Records for this task:
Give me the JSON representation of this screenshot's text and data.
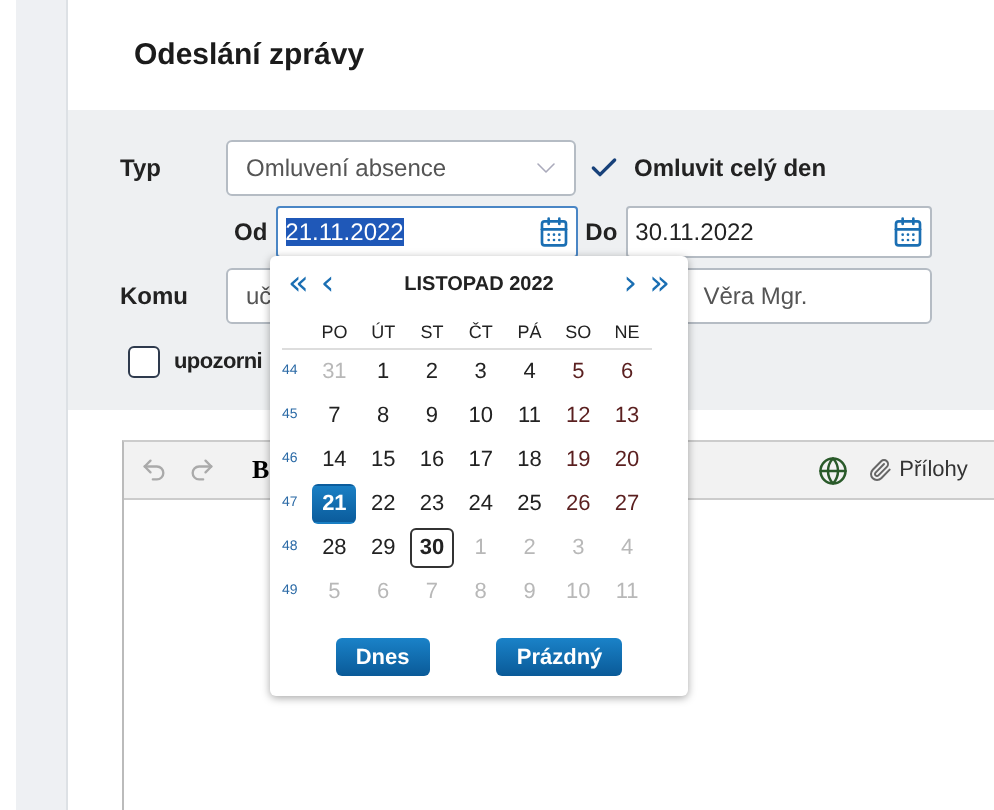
{
  "header": {
    "title": "Odeslání zprávy"
  },
  "form": {
    "type_label": "Typ",
    "type_value": "Omluvení absence",
    "whole_day": {
      "label": "Omluvit celý den",
      "checked": true
    },
    "from_label": "Od",
    "from_value": "21.11.2022",
    "to_label": "Do",
    "to_value": "30.11.2022",
    "to_field_label": "Komu",
    "recipient_start": "uč",
    "recipient_end": "Věra Mgr.",
    "notify": {
      "label": "upozorni",
      "checked": false
    }
  },
  "editor": {
    "bold": "B",
    "attachments": "Přílohy"
  },
  "datepicker": {
    "prev_year": "«",
    "prev_month": "‹",
    "title": "LISTOPAD 2022",
    "next_month": "›",
    "next_year": "»",
    "weekdays": [
      "PO",
      "ÚT",
      "ST",
      "ČT",
      "PÁ",
      "SO",
      "NE"
    ],
    "weeks": [
      {
        "number": "44",
        "days": [
          {
            "label": "31",
            "muted": true,
            "selected": false,
            "today": false
          },
          {
            "label": "1",
            "muted": false,
            "selected": false,
            "today": false
          },
          {
            "label": "2",
            "muted": false,
            "selected": false,
            "today": false
          },
          {
            "label": "3",
            "muted": false,
            "selected": false,
            "today": false
          },
          {
            "label": "4",
            "muted": false,
            "selected": false,
            "today": false
          },
          {
            "label": "5",
            "muted": false,
            "selected": false,
            "today": false
          },
          {
            "label": "6",
            "muted": false,
            "selected": false,
            "today": false
          }
        ]
      },
      {
        "number": "45",
        "days": [
          {
            "label": "7",
            "muted": false,
            "selected": false,
            "today": false
          },
          {
            "label": "8",
            "muted": false,
            "selected": false,
            "today": false
          },
          {
            "label": "9",
            "muted": false,
            "selected": false,
            "today": false
          },
          {
            "label": "10",
            "muted": false,
            "selected": false,
            "today": false
          },
          {
            "label": "11",
            "muted": false,
            "selected": false,
            "today": false
          },
          {
            "label": "12",
            "muted": false,
            "selected": false,
            "today": false
          },
          {
            "label": "13",
            "muted": false,
            "selected": false,
            "today": false
          }
        ]
      },
      {
        "number": "46",
        "days": [
          {
            "label": "14",
            "muted": false,
            "selected": false,
            "today": false
          },
          {
            "label": "15",
            "muted": false,
            "selected": false,
            "today": false
          },
          {
            "label": "16",
            "muted": false,
            "selected": false,
            "today": false
          },
          {
            "label": "17",
            "muted": false,
            "selected": false,
            "today": false
          },
          {
            "label": "18",
            "muted": false,
            "selected": false,
            "today": false
          },
          {
            "label": "19",
            "muted": false,
            "selected": false,
            "today": false
          },
          {
            "label": "20",
            "muted": false,
            "selected": false,
            "today": false
          }
        ]
      },
      {
        "number": "47",
        "days": [
          {
            "label": "21",
            "muted": false,
            "selected": true,
            "today": false
          },
          {
            "label": "22",
            "muted": false,
            "selected": false,
            "today": false
          },
          {
            "label": "23",
            "muted": false,
            "selected": false,
            "today": false
          },
          {
            "label": "24",
            "muted": false,
            "selected": false,
            "today": false
          },
          {
            "label": "25",
            "muted": false,
            "selected": false,
            "today": false
          },
          {
            "label": "26",
            "muted": false,
            "selected": false,
            "today": false
          },
          {
            "label": "27",
            "muted": false,
            "selected": false,
            "today": false
          }
        ]
      },
      {
        "number": "48",
        "days": [
          {
            "label": "28",
            "muted": false,
            "selected": false,
            "today": false
          },
          {
            "label": "29",
            "muted": false,
            "selected": false,
            "today": false
          },
          {
            "label": "30",
            "muted": false,
            "selected": false,
            "today": true
          },
          {
            "label": "1",
            "muted": true,
            "selected": false,
            "today": false
          },
          {
            "label": "2",
            "muted": true,
            "selected": false,
            "today": false
          },
          {
            "label": "3",
            "muted": true,
            "selected": false,
            "today": false
          },
          {
            "label": "4",
            "muted": true,
            "selected": false,
            "today": false
          }
        ]
      },
      {
        "number": "49",
        "days": [
          {
            "label": "5",
            "muted": true,
            "selected": false,
            "today": false
          },
          {
            "label": "6",
            "muted": true,
            "selected": false,
            "today": false
          },
          {
            "label": "7",
            "muted": true,
            "selected": false,
            "today": false
          },
          {
            "label": "8",
            "muted": true,
            "selected": false,
            "today": false
          },
          {
            "label": "9",
            "muted": true,
            "selected": false,
            "today": false
          },
          {
            "label": "10",
            "muted": true,
            "selected": false,
            "today": false
          },
          {
            "label": "11",
            "muted": true,
            "selected": false,
            "today": false
          }
        ]
      }
    ],
    "buttons": [
      "Dnes",
      "Prázdný"
    ]
  }
}
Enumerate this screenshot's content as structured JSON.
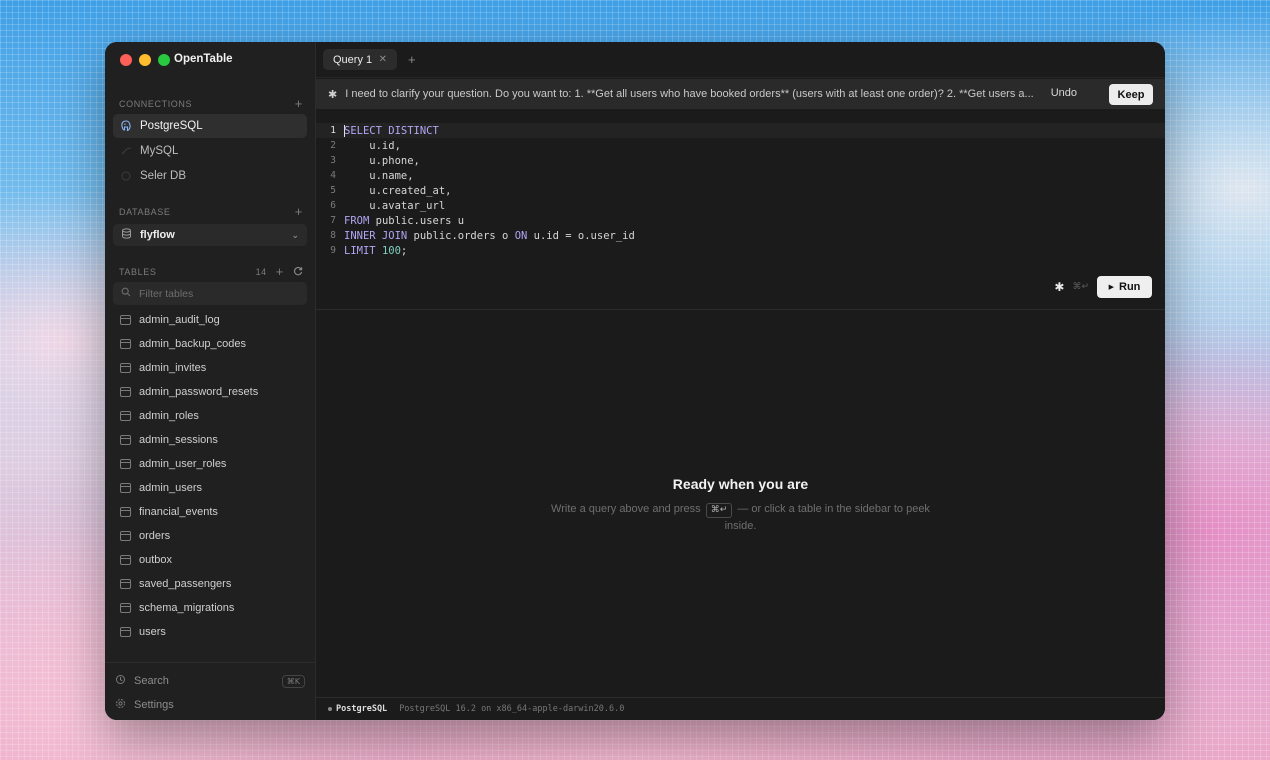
{
  "app": {
    "name": "OpenTable"
  },
  "sidebar": {
    "connections_header": "CONNECTIONS",
    "connections": [
      {
        "label": "PostgreSQL",
        "icon": "postgres-icon",
        "active": true
      },
      {
        "label": "MySQL",
        "icon": "mysql-icon",
        "active": false
      },
      {
        "label": "Seler DB",
        "icon": "database-icon",
        "active": false
      }
    ],
    "database_header": "DATABASE",
    "database_selected": "flyflow",
    "tables_header": "TABLES",
    "tables_count": "14",
    "filter_placeholder": "Filter tables",
    "tables": [
      "admin_audit_log",
      "admin_backup_codes",
      "admin_invites",
      "admin_password_resets",
      "admin_roles",
      "admin_sessions",
      "admin_user_roles",
      "admin_users",
      "financial_events",
      "orders",
      "outbox",
      "saved_passengers",
      "schema_migrations",
      "users"
    ],
    "footer": {
      "search_label": "Search",
      "search_shortcut": "⌘K",
      "settings_label": "Settings"
    }
  },
  "tabs": [
    {
      "label": "Query 1"
    }
  ],
  "suggestion": {
    "message": "I need to clarify your question. Do you want to: 1. **Get all users who have booked orders** (users with at least one order)? 2. **Get users a...",
    "undo_label": "Undo",
    "keep_label": "Keep"
  },
  "editor": {
    "line_numbers": [
      "1",
      "2",
      "3",
      "4",
      "5",
      "6",
      "7",
      "8",
      "9"
    ]
  },
  "run": {
    "shortcut_hint": "⌘↵",
    "button_label": "Run"
  },
  "empty_state": {
    "title": "Ready when you are",
    "text_before": "Write a query above and press",
    "kbd": "⌘↵",
    "text_after": "— or click a table in the sidebar to peek inside."
  },
  "status": {
    "engine": "PostgreSQL",
    "version": "PostgreSQL 16.2 on x86_64-apple-darwin20.6.0"
  },
  "colors": {
    "keyword": "#b3a6f5",
    "number": "#7fcfbf",
    "accent_button": "#efefef"
  }
}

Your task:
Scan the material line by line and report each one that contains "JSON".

Output of the task:
Give me the JSON representation of this screenshot's text and data.
Enumerate this screenshot's content as structured JSON.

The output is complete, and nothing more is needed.